++++ DATA RECORDS

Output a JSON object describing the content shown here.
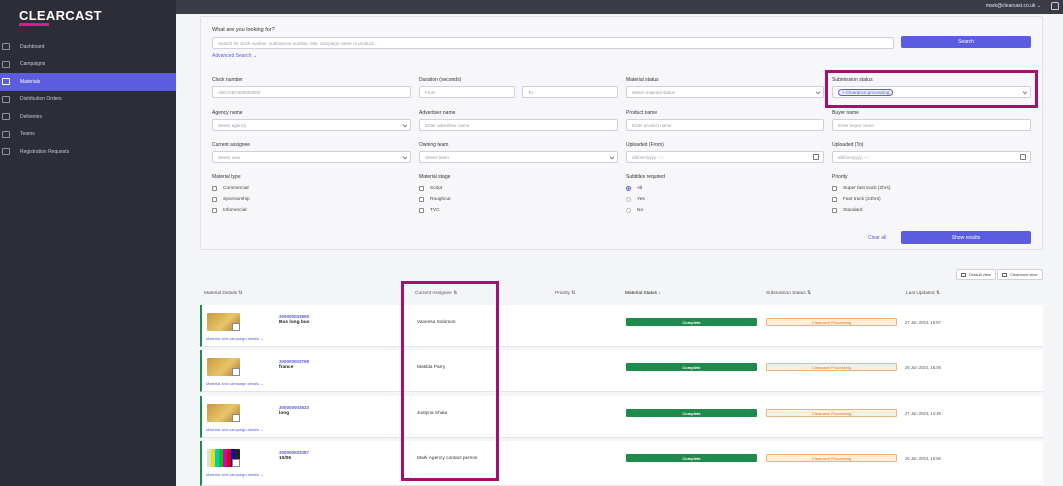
{
  "brand": "CLEARCAST",
  "user": "mark@clearcast.co.uk",
  "nav": [
    {
      "label": "Dashboard",
      "icon": "dashboard-icon",
      "active": false
    },
    {
      "label": "Campaigns",
      "icon": "campaigns-icon",
      "active": false
    },
    {
      "label": "Materials",
      "icon": "materials-icon",
      "active": true
    },
    {
      "label": "Distribution Orders",
      "icon": "distribution-icon",
      "active": false
    },
    {
      "label": "Deliveries",
      "icon": "deliveries-icon",
      "active": false
    },
    {
      "label": "Teams",
      "icon": "teams-icon",
      "active": false
    },
    {
      "label": "Registration Requests",
      "icon": "registration-icon",
      "active": false
    }
  ],
  "search": {
    "question": "What are you looking for?",
    "placeholder": "Search for clock number, submission number, title, campaign name or product...",
    "button": "Search",
    "advanced": "Advanced Search"
  },
  "filters": {
    "clock_number": {
      "label": "Clock number",
      "placeholder": "ABC/ABC000000000"
    },
    "duration": {
      "label": "Duration (seconds)",
      "from": "From",
      "to": "To"
    },
    "material_status": {
      "label": "Material status",
      "placeholder": "Select material status"
    },
    "submission_status": {
      "label": "Submission status",
      "chip": "Clearance processing"
    },
    "agency_name": {
      "label": "Agency name",
      "placeholder": "Select agency"
    },
    "advertiser_name": {
      "label": "Advertiser name",
      "placeholder": "Enter advertiser name"
    },
    "product_name": {
      "label": "Product name",
      "placeholder": "Enter product name"
    },
    "buyer_name": {
      "label": "Buyer name",
      "placeholder": "Enter buyer name"
    },
    "current_assignee": {
      "label": "Current assignee",
      "placeholder": "Select user"
    },
    "owning_team": {
      "label": "Owning team",
      "placeholder": "Select team"
    },
    "uploaded_from": {
      "label": "Uploaded (From)",
      "placeholder": "dd/mm/yyyy --:--"
    },
    "uploaded_to": {
      "label": "Uploaded (To)",
      "placeholder": "dd/mm/yyyy --:--"
    },
    "material_type": {
      "label": "Material type",
      "options": [
        "Commercial",
        "Sponsorship",
        "Infomercial"
      ]
    },
    "material_stage": {
      "label": "Material stage",
      "options": [
        "Script",
        "Roughcut",
        "TVC"
      ]
    },
    "subtitles": {
      "label": "Subtitles required",
      "options": [
        "All",
        "Yes",
        "No"
      ],
      "selected": "All"
    },
    "priority": {
      "label": "Priority",
      "options": [
        "Super fast track (2hrs)",
        "Fast track (24hrs)",
        "Standard"
      ]
    },
    "clear_all": "Clear all",
    "show_results": "Show results"
  },
  "views": {
    "default": "Default view",
    "clearance": "Clearance view"
  },
  "table": {
    "headers": {
      "material_details": "Material Details ⇅",
      "current_assignee": "Current Assignee ⇅",
      "priority": "Priority ⇅",
      "material_status": "Material Status ↓",
      "submission_status": "Submission Status ⇅",
      "last_updated": "Last Updated ⇅"
    },
    "rows": [
      {
        "clock": "300000003855",
        "title": "Bus long bus",
        "link": "Material and campaign details ⌄",
        "assignee": "Vanessa Solomon",
        "status": "Complete",
        "submission": "Clearance Processing",
        "updated": "27 Jun 2024, 15:57",
        "thumb": "gold"
      },
      {
        "clock": "300000003798",
        "title": "france",
        "link": "Material and campaign details ⌄",
        "assignee": "Matilda Parry",
        "status": "Complete",
        "submission": "Clearance Processing",
        "updated": "26 Jun 2024, 16:05",
        "thumb": "gold"
      },
      {
        "clock": "300000003533",
        "title": "long",
        "link": "Material and campaign details ⌄",
        "assignee": "Justyna Shala",
        "status": "Complete",
        "submission": "Clearance Processing",
        "updated": "27 Jun 2024, 14:48",
        "thumb": "gold"
      },
      {
        "clock": "300000003387",
        "title": "10/06",
        "link": "Material and campaign details ⌄",
        "assignee": "Mark Agency contact person",
        "status": "Complete",
        "submission": "Clearance Processing",
        "updated": "25 Jun 2024, 16:56",
        "thumb": "bars"
      }
    ]
  },
  "colors": {
    "accent": "#5c5ce0",
    "highlight": "#a4106d",
    "complete": "#1e8a4c",
    "sidebar": "#2c2d36"
  }
}
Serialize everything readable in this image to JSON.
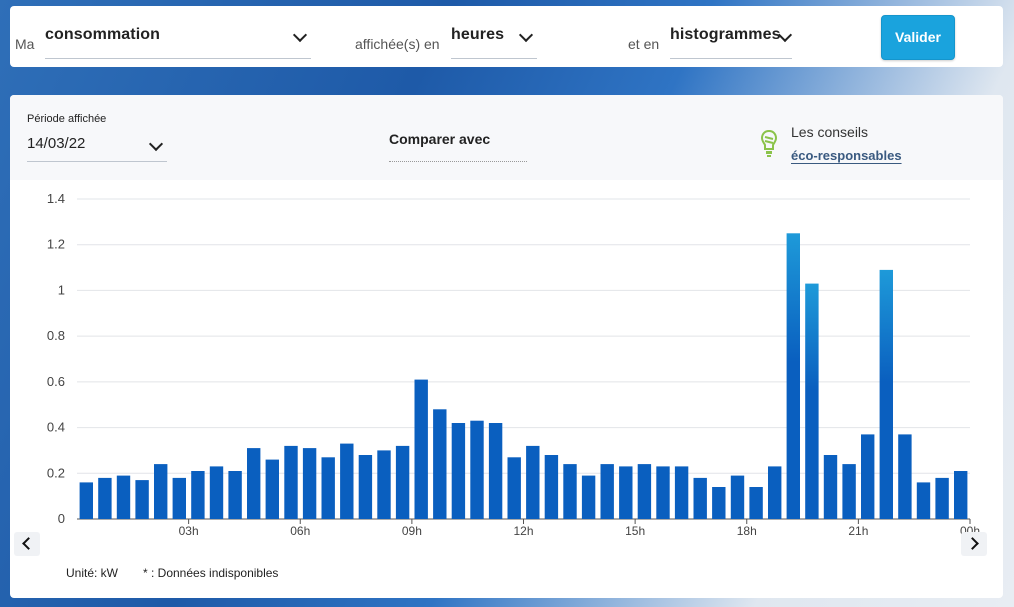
{
  "filters": {
    "ma_label": "Ma",
    "ma_value": "consommation",
    "affichee_label": "affichée(s) en",
    "affichee_value": "heures",
    "et_label": "et en",
    "et_value": "histogrammes",
    "validate_label": "Valider"
  },
  "period": {
    "label": "Période affichée",
    "value": "14/03/22"
  },
  "compare_label": "Comparer avec",
  "tips": {
    "line1": "Les conseils",
    "link": "éco-responsables",
    "icon": "eco-bulb-icon"
  },
  "footer": {
    "unit": "Unité: kW",
    "unavailable": "* : Données indisponibles"
  },
  "colors": {
    "bar_base": "#0a5fbf",
    "bar_top": "#1e9ad9",
    "accent": "#1aa3dd"
  },
  "chart_data": {
    "type": "bar",
    "ylim": [
      0,
      1.4
    ],
    "yticks": [
      "0",
      "0.2",
      "0.4",
      "0.6",
      "0.8",
      "1",
      "1.2",
      "1.4"
    ],
    "xticks": [
      "03h",
      "06h",
      "09h",
      "12h",
      "15h",
      "18h",
      "21h",
      "00h"
    ],
    "unit": "kW",
    "grid": true,
    "values": [
      0.16,
      0.18,
      0.19,
      0.17,
      0.24,
      0.18,
      0.21,
      0.23,
      0.21,
      0.31,
      0.26,
      0.32,
      0.31,
      0.27,
      0.33,
      0.28,
      0.3,
      0.32,
      0.61,
      0.48,
      0.42,
      0.43,
      0.42,
      0.27,
      0.32,
      0.28,
      0.24,
      0.19,
      0.24,
      0.23,
      0.24,
      0.23,
      0.23,
      0.18,
      0.14,
      0.19,
      0.14,
      0.23,
      1.25,
      1.03,
      0.28,
      0.24,
      0.37,
      1.09,
      0.37,
      0.16,
      0.18,
      0.21
    ]
  }
}
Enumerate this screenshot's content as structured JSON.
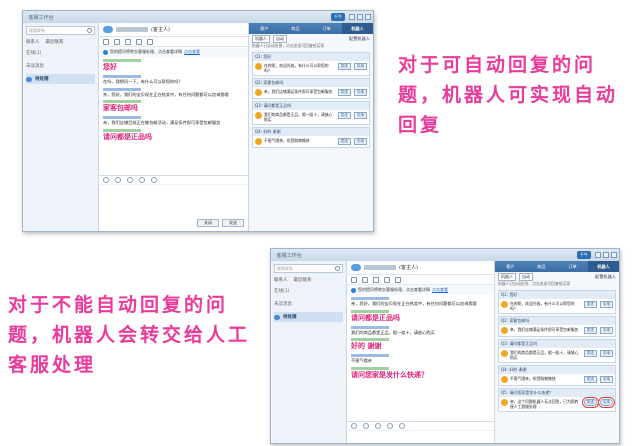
{
  "caption_top": "对于可自动回复的问题，机器人可实现自动回复",
  "caption_bottom": "对于不能自动回复的问题，机器人会转交给人工客服处理",
  "window1": {
    "title": "·客服工作台",
    "brand": "千牛",
    "sidebar": {
      "search_placeholder": "搜索联系",
      "tab_contacts": "联系人",
      "tab_recent": "最近联系",
      "items": [
        {
          "label": "在线(1)"
        },
        {
          "label": "未读消息"
        },
        {
          "label": "待处理"
        }
      ]
    },
    "chat": {
      "header_suffix": "(客主人)",
      "notice": "您的提问将转交客服处理，点击查看详情",
      "notice_link": "点击查看",
      "messages": [
        {
          "text": "您好",
          "big": true
        },
        {
          "text": "在吗，我想问一下，有什么可以帮您的吗？",
          "big": false
        },
        {
          "text": "亲，您好，我们的宝贝现在正在热卖中，有任何问题都可以咨询我哦",
          "big": false
        },
        {
          "text": "家客包邮吗",
          "big": true
        },
        {
          "text": "亲，我们店铺目前正在做包邮活动，满足条件即可享受包邮服务",
          "big": false
        },
        {
          "text": "请问都是正品吗",
          "big": true
        }
      ],
      "send_label": "发送",
      "close_label": "关闭"
    },
    "right": {
      "tabs": [
        "客户",
        "商品",
        "订单",
        "机器人"
      ],
      "sub_label": "机器人",
      "sub_mode": "自动",
      "settings": "配置机器人",
      "hint": "机器人已自动应答，点击发送可回复给买家",
      "qas": [
        {
          "title": "Q1: 您好",
          "answer": "在的呢，欢迎光临，有什么可以帮您的吗？"
        },
        {
          "title": "Q2: 家客包邮吗",
          "answer": "亲，我们店铺满足条件即可享受包邮服务"
        },
        {
          "title": "Q3: 请问都是正品吗",
          "answer": "我们的商品都是正品，假一赔十，请放心购买"
        },
        {
          "title": "Q4: 好的 谢谢",
          "answer": "不客气哦亲，祝您购物愉快"
        }
      ],
      "send": "发送",
      "edit": "引用"
    }
  },
  "window2": {
    "title": "·客服工作台",
    "brand": "千牛",
    "sidebar": {
      "search_placeholder": "搜索联系",
      "tab_contacts": "联系人",
      "tab_recent": "最近联系",
      "items": [
        {
          "label": "在线(1)"
        },
        {
          "label": "未读消息"
        },
        {
          "label": "待处理"
        }
      ]
    },
    "chat": {
      "header_suffix": "(客主人)",
      "notice": "您的提问将转交客服处理，点击查看详情",
      "notice_link": "点击查看",
      "messages": [
        {
          "text": "亲，您好，我们的宝贝现在正在热卖中，有任何问题都可以咨询我哦",
          "big": false
        },
        {
          "text": "请问都是正品吗",
          "big": true
        },
        {
          "text": "我们的商品都是正品，假一赔十，请放心购买",
          "big": false
        },
        {
          "text": "好的 谢谢",
          "big": true
        },
        {
          "text": "不客气哦亲",
          "big": false
        },
        {
          "text": "请问您家是发什么快递？",
          "big": true
        }
      ],
      "send_label": "发送",
      "close_label": "关闭"
    },
    "right": {
      "tabs": [
        "客户",
        "商品",
        "订单",
        "机器人"
      ],
      "sub_label": "机器人",
      "sub_mode": "自动",
      "settings": "配置机器人",
      "hint": "机器人已自动应答，点击发送可回复给买家",
      "qas": [
        {
          "title": "Q1: 您好",
          "answer": "在的呢，欢迎光临，有什么可以帮您的吗？"
        },
        {
          "title": "Q2: 家客包邮吗",
          "answer": "亲，我们店铺满足条件即可享受包邮服务"
        },
        {
          "title": "Q3: 请问都是正品吗",
          "answer": "我们的商品都是正品，假一赔十，请放心购买"
        },
        {
          "title": "Q4: 好的 谢谢",
          "answer": "不客气哦亲，祝您购物愉快"
        },
        {
          "title": "Q5: 请问您家是发什么快递？",
          "answer": "亲，这个问题机器人无法回答，已为您转接人工客服处理"
        }
      ],
      "send": "发送",
      "edit": "引用"
    }
  }
}
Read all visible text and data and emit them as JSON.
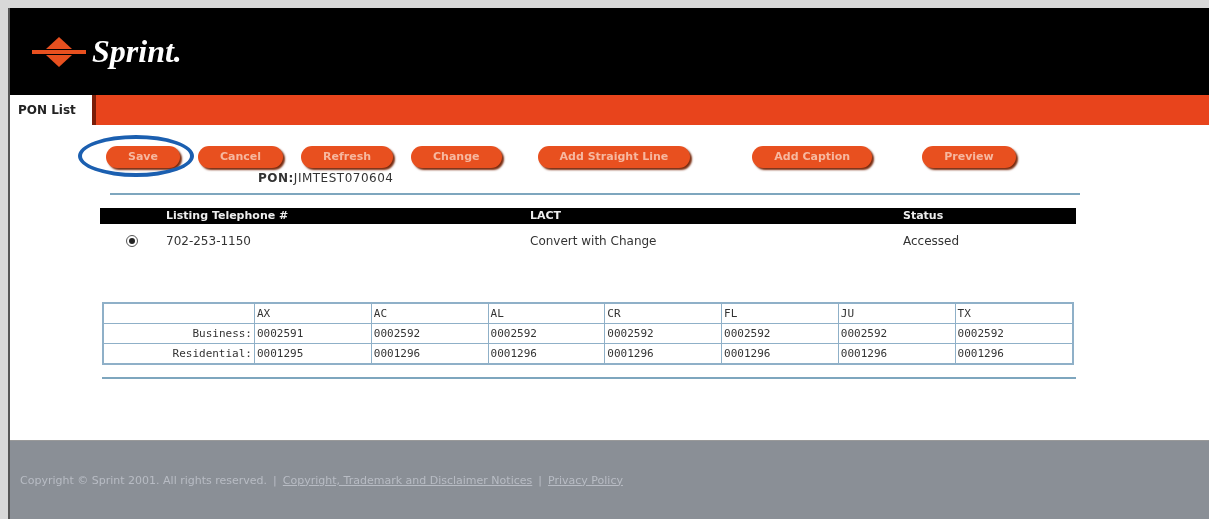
{
  "brand": {
    "name": "Sprint."
  },
  "tabs": [
    {
      "label": "PON List",
      "selected": true
    }
  ],
  "buttons": [
    {
      "label": "Save",
      "highlighted": true
    },
    {
      "label": "Cancel",
      "highlighted": false
    },
    {
      "label": "Refresh",
      "highlighted": false
    },
    {
      "label": "Change",
      "highlighted": false
    },
    {
      "label": "Add Straight Line",
      "highlighted": false
    },
    {
      "label": "Add Caption",
      "highlighted": false
    },
    {
      "label": "Preview",
      "highlighted": false
    }
  ],
  "pon": {
    "label": "PON:",
    "value": "JIMTEST070604"
  },
  "listing": {
    "columns": [
      "Listing Telephone #",
      "LACT",
      "Status"
    ],
    "rows": [
      {
        "selected": true,
        "cells": [
          "702-253-1150",
          "Convert with Change",
          "Accessed"
        ]
      }
    ]
  },
  "grid": {
    "columns": [
      "AX",
      "AC",
      "AL",
      "CR",
      "FL",
      "JU",
      "TX"
    ],
    "rows": [
      {
        "label": "Business:",
        "cells": [
          "0002591",
          "0002592",
          "0002592",
          "0002592",
          "0002592",
          "0002592",
          "0002592"
        ]
      },
      {
        "label": "Residential:",
        "cells": [
          "0001295",
          "0001296",
          "0001296",
          "0001296",
          "0001296",
          "0001296",
          "0001296"
        ]
      }
    ]
  },
  "footer": {
    "copyright": "Copyright © Sprint 2001. All rights reserved.",
    "separator": "|",
    "links": [
      "Copyright, Trademark and Disclaimer Notices",
      "Privacy Policy"
    ]
  }
}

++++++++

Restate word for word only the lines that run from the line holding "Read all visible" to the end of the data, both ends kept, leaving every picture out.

Read all visible text and data and emit them as JSON.
{
  "brand": {
    "name": "Sprint."
  },
  "tabs": [
    {
      "label": "PON List",
      "selected": true
    }
  ],
  "buttons": [
    {
      "label": "Save",
      "highlighted": true
    },
    {
      "label": "Cancel",
      "highlighted": false
    },
    {
      "label": "Refresh",
      "highlighted": false
    },
    {
      "label": "Change",
      "highlighted": false
    },
    {
      "label": "Add Straight Line",
      "highlighted": false
    },
    {
      "label": "Add Caption",
      "highlighted": false
    },
    {
      "label": "Preview",
      "highlighted": false
    }
  ],
  "pon": {
    "label": "PON:",
    "value": "JIMTEST070604"
  },
  "listing": {
    "columns": [
      "Listing Telephone #",
      "LACT",
      "Status"
    ],
    "rows": [
      {
        "selected": true,
        "cells": [
          "702-253-1150",
          "Convert with Change",
          "Accessed"
        ]
      }
    ]
  },
  "grid": {
    "columns": [
      "AX",
      "AC",
      "AL",
      "CR",
      "FL",
      "JU",
      "TX"
    ],
    "rows": [
      {
        "label": "Business:",
        "cells": [
          "0002591",
          "0002592",
          "0002592",
          "0002592",
          "0002592",
          "0002592",
          "0002592"
        ]
      },
      {
        "label": "Residential:",
        "cells": [
          "0001295",
          "0001296",
          "0001296",
          "0001296",
          "0001296",
          "0001296",
          "0001296"
        ]
      }
    ]
  },
  "footer": {
    "copyright": "Copyright © Sprint 2001. All rights reserved.",
    "separator": "|",
    "links": [
      "Copyright, Trademark and Disclaimer Notices",
      "Privacy Policy"
    ]
  }
}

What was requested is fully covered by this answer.